Data excerpts

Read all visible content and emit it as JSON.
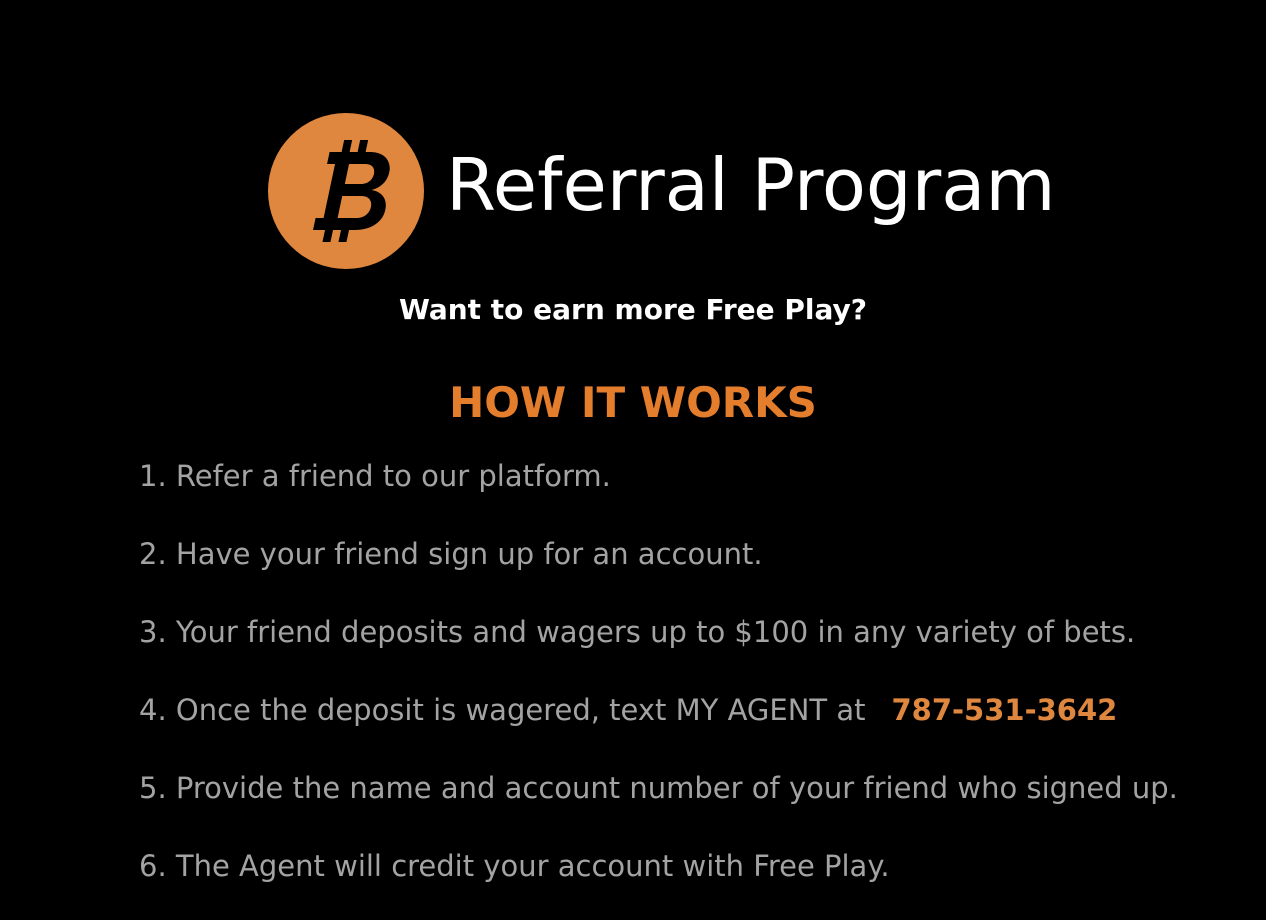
{
  "colors": {
    "background": "#000000",
    "accent": "#e0873f",
    "heading": "#e47e2c",
    "step_text": "#a3a3a3",
    "title_text": "#ffffff"
  },
  "header": {
    "logo_icon": "bitcoin-icon",
    "title": "Referral Program"
  },
  "subtitle": "Want to earn more Free Play?",
  "section_heading": "HOW IT WORKS",
  "steps": [
    {
      "text": "1. Refer a friend to our platform."
    },
    {
      "text": "2. Have your friend sign up for an account."
    },
    {
      "text": "3. Your friend deposits and wagers up to $100 in any variety of bets."
    },
    {
      "text": "4. Once the deposit is wagered, text MY AGENT at",
      "phone": "787-531-3642"
    },
    {
      "text": "5. Provide the name and account number of your friend who signed up."
    },
    {
      "text": "6. The Agent will credit your account with Free Play."
    }
  ]
}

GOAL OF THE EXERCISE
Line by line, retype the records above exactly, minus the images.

ANSWER SPACE
Read all visible content and emit it as JSON.
{
  "colors": {
    "background": "#000000",
    "accent": "#e0873f",
    "heading": "#e47e2c",
    "step_text": "#a3a3a3",
    "title_text": "#ffffff"
  },
  "header": {
    "logo_icon": "bitcoin-icon",
    "title": "Referral Program"
  },
  "subtitle": "Want to earn more Free Play?",
  "section_heading": "HOW IT WORKS",
  "steps": [
    {
      "text": "1. Refer a friend to our platform."
    },
    {
      "text": "2. Have your friend sign up for an account."
    },
    {
      "text": "3. Your friend deposits and wagers up to $100 in any variety of bets."
    },
    {
      "text": "4. Once the deposit is wagered, text MY AGENT at",
      "phone": "787-531-3642"
    },
    {
      "text": "5. Provide the name and account number of your friend who signed up."
    },
    {
      "text": "6. The Agent will credit your account with Free Play."
    }
  ]
}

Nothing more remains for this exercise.